#### [Records supplied]
== Segment start ==
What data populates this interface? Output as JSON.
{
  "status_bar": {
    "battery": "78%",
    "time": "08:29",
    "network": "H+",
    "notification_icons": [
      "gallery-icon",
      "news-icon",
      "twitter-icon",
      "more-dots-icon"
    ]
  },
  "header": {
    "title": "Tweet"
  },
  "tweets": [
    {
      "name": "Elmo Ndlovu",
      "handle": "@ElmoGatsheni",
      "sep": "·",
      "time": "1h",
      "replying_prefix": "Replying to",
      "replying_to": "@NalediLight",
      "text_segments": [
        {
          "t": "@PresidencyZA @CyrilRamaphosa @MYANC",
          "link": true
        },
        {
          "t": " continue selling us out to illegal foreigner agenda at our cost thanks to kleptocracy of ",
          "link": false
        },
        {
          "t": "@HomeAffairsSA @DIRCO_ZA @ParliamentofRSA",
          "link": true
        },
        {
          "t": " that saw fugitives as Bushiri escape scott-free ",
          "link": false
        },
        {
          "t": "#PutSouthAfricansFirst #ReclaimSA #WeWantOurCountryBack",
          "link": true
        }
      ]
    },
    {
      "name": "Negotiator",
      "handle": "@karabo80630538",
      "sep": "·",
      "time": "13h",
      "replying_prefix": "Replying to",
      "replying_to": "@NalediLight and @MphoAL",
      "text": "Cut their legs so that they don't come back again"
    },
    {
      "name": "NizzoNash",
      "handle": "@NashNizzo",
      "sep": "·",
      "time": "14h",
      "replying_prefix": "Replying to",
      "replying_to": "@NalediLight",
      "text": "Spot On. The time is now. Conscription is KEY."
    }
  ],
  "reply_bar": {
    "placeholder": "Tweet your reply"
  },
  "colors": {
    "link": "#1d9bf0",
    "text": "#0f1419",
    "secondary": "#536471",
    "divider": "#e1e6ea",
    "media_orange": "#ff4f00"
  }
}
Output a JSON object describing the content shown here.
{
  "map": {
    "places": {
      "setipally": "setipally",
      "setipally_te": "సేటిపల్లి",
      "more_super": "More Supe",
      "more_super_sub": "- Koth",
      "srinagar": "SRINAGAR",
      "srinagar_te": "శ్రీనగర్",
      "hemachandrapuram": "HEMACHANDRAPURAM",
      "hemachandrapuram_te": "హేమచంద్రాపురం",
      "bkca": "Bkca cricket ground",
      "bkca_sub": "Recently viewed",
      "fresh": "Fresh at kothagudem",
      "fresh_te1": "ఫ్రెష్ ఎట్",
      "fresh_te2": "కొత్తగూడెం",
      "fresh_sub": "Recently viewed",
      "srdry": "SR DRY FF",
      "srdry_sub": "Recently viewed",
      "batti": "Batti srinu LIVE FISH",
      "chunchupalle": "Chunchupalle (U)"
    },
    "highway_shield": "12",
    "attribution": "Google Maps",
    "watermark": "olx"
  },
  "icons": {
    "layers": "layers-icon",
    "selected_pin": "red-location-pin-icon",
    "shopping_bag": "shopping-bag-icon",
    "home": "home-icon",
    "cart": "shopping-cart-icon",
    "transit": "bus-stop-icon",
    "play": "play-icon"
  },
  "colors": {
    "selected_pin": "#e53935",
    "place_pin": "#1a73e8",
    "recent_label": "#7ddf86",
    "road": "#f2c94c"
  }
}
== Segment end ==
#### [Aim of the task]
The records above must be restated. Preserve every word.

#### [Written answer]
What data populates this interface? Output as JSON.
{
  "status_bar": {
    "battery": "78%",
    "time": "08:29",
    "network": "H+",
    "notification_icons": [
      "gallery-icon",
      "news-icon",
      "twitter-icon",
      "more-dots-icon"
    ]
  },
  "header": {
    "title": "Tweet"
  },
  "tweets": [
    {
      "name": "Elmo Ndlovu",
      "handle": "@ElmoGatsheni",
      "sep": "·",
      "time": "1h",
      "replying_prefix": "Replying to",
      "replying_to": "@NalediLight",
      "text_segments": [
        {
          "t": "@PresidencyZA @CyrilRamaphosa @MYANC",
          "link": true
        },
        {
          "t": " continue selling us out to illegal foreigner agenda at our cost thanks to kleptocracy of ",
          "link": false
        },
        {
          "t": "@HomeAffairsSA @DIRCO_ZA @ParliamentofRSA",
          "link": true
        },
        {
          "t": " that saw fugitives as Bushiri escape scott-free ",
          "link": false
        },
        {
          "t": "#PutSouthAfricansFirst #ReclaimSA #WeWantOurCountryBack",
          "link": true
        }
      ]
    },
    {
      "name": "Negotiator",
      "handle": "@karabo80630538",
      "sep": "·",
      "time": "13h",
      "replying_prefix": "Replying to",
      "replying_to": "@NalediLight and @MphoAL",
      "text": "Cut their legs so that they don't come back again"
    },
    {
      "name": "NizzoNash",
      "handle": "@NashNizzo",
      "sep": "·",
      "time": "14h",
      "replying_prefix": "Replying to",
      "replying_to": "@NalediLight",
      "text": "Spot On. The time is now. Conscription is KEY."
    }
  ],
  "reply_bar": {
    "placeholder": "Tweet your reply"
  },
  "colors": {
    "link": "#1d9bf0",
    "text": "#0f1419",
    "secondary": "#536471",
    "divider": "#e1e6ea",
    "media_orange": "#ff4f00"
  }
}
Output a JSON object describing the content shown here.
{
  "map": {
    "places": {
      "setipally": "setipally",
      "setipally_te": "సేటిపల్లి",
      "more_super": "More Supe",
      "more_super_sub": "- Koth",
      "srinagar": "SRINAGAR",
      "srinagar_te": "శ్రీనగర్",
      "hemachandrapuram": "HEMACHANDRAPURAM",
      "hemachandrapuram_te": "హేమచంద్రాపురం",
      "bkca": "Bkca cricket ground",
      "bkca_sub": "Recently viewed",
      "fresh": "Fresh at kothagudem",
      "fresh_te1": "ఫ్రెష్ ఎట్",
      "fresh_te2": "కొత్తగూడెం",
      "fresh_sub": "Recently viewed",
      "srdry": "SR DRY FF",
      "srdry_sub": "Recently viewed",
      "batti": "Batti srinu LIVE FISH",
      "chunchupalle": "Chunchupalle (U)"
    },
    "highway_shield": "12",
    "attribution": "Google Maps",
    "watermark": "olx"
  },
  "icons": {
    "layers": "layers-icon",
    "selected_pin": "red-location-pin-icon",
    "shopping_bag": "shopping-bag-icon",
    "home": "home-icon",
    "cart": "shopping-cart-icon",
    "transit": "bus-stop-icon",
    "play": "play-icon"
  },
  "colors": {
    "selected_pin": "#e53935",
    "place_pin": "#1a73e8",
    "recent_label": "#7ddf86",
    "road": "#f2c94c"
  }
}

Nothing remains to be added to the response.